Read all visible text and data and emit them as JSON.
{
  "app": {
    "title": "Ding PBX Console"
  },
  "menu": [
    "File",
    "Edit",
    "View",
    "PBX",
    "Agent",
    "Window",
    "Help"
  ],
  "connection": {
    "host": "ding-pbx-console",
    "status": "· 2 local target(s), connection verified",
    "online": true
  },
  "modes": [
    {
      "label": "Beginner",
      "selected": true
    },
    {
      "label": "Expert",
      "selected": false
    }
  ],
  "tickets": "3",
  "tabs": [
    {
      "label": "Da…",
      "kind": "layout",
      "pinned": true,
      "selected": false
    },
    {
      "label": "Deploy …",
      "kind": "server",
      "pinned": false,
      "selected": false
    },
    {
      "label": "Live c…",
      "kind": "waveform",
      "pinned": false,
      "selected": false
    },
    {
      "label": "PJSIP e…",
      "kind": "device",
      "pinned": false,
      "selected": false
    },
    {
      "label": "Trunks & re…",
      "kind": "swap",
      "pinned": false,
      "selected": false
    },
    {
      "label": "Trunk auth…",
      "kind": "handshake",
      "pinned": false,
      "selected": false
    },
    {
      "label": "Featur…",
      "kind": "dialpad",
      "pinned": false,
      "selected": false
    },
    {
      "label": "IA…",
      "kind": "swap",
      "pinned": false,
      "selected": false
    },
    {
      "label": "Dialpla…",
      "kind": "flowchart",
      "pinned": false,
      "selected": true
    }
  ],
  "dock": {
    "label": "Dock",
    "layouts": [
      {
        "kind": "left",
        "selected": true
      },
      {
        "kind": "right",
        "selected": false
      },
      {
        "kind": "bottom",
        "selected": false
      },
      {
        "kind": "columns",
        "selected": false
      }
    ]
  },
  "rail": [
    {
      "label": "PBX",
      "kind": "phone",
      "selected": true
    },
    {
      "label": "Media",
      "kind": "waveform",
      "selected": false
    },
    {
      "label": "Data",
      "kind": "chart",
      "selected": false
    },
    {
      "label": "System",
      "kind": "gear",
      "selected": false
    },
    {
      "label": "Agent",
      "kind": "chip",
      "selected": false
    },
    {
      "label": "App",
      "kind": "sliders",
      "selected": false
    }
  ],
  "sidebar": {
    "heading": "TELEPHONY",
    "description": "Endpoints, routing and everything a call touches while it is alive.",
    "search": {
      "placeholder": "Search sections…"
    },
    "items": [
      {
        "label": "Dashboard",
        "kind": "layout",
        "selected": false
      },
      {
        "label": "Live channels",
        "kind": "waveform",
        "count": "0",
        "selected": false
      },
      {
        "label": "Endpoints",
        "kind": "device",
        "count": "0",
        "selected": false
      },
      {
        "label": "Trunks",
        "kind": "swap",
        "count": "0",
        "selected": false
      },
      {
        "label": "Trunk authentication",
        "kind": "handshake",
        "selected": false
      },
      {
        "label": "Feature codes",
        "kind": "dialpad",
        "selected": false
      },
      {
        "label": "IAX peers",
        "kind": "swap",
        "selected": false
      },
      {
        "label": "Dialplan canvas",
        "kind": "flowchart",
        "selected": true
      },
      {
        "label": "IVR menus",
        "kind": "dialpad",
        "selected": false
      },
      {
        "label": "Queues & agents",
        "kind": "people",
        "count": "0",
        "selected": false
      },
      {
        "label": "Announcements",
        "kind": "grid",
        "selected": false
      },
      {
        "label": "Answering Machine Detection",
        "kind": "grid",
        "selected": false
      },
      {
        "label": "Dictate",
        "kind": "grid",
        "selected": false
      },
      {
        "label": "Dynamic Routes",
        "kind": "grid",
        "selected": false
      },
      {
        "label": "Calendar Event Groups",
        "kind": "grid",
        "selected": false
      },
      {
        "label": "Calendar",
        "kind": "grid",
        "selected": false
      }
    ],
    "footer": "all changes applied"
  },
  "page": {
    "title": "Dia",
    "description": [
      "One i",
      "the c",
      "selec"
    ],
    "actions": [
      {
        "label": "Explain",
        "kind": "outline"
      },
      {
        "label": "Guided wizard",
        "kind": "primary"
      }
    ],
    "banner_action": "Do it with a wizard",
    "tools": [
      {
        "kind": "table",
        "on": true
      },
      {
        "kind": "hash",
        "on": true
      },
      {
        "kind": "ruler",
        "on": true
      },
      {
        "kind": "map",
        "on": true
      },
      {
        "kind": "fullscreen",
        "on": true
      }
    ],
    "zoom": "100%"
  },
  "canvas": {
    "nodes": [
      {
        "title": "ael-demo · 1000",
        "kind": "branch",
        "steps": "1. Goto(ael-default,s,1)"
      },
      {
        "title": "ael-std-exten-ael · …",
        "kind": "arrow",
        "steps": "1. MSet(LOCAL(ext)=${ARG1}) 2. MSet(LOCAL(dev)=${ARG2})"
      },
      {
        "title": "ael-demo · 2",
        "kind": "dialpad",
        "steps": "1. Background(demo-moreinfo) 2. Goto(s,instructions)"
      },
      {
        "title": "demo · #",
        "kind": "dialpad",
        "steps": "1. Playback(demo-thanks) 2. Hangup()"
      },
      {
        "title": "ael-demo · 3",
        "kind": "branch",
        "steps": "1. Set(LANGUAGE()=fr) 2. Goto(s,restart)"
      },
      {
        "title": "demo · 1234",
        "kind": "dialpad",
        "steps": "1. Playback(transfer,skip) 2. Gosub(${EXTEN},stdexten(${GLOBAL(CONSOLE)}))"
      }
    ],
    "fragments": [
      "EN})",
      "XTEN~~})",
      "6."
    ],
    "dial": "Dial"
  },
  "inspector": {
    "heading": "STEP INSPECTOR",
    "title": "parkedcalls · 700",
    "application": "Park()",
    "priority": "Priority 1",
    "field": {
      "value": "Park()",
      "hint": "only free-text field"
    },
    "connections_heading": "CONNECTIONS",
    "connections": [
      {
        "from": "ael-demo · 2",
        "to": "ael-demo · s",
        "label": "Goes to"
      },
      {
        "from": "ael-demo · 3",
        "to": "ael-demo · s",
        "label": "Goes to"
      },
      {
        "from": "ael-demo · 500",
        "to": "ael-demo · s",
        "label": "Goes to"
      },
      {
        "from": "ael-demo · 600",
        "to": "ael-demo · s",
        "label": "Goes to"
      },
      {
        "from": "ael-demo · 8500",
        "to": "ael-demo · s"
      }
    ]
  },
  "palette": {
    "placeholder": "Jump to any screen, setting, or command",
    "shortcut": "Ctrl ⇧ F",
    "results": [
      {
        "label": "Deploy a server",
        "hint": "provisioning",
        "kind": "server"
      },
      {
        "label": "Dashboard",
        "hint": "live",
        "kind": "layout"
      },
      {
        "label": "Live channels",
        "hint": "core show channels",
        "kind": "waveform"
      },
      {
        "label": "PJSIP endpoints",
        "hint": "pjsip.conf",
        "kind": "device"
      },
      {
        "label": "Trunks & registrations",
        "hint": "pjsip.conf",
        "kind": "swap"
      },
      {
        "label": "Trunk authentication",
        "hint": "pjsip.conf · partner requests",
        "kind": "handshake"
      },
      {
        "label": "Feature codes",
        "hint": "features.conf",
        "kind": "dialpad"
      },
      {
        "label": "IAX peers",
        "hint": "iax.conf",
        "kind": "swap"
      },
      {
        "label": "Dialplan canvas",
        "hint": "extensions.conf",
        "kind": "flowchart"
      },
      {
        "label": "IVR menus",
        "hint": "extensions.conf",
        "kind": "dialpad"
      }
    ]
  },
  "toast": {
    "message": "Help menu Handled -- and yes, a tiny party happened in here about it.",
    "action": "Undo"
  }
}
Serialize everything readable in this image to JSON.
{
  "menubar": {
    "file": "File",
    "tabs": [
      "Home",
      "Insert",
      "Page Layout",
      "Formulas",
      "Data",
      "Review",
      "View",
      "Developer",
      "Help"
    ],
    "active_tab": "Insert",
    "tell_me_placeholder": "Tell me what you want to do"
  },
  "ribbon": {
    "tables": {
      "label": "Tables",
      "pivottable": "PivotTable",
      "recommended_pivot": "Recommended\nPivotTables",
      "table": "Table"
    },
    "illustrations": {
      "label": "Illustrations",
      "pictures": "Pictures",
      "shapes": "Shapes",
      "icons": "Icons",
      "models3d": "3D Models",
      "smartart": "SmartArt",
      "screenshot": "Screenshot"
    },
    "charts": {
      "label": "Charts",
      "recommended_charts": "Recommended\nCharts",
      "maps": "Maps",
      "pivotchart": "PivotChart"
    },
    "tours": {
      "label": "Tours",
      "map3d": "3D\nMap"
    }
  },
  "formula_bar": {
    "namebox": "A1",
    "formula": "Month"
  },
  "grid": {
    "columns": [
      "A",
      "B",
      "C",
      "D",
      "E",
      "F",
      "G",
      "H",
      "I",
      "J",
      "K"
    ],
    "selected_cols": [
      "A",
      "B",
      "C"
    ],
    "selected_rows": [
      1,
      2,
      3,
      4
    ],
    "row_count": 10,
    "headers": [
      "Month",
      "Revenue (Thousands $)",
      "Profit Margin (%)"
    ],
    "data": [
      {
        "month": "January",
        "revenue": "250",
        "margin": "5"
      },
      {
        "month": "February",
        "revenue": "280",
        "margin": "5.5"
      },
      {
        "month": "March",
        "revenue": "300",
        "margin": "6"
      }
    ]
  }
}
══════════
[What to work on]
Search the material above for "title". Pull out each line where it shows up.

[Exercise answer]
    "title": "Ding PBX Console"
    "title": "Dia",
        "title": "ael-demo · 1000",
        "title": "ael-std-exten-ael · …",
        "title": "ael-demo · 2",
        "title": "demo · #",
        "title": "ael-demo · 3",
        "title": "demo · 1234",
    "title": "parkedcalls · 700",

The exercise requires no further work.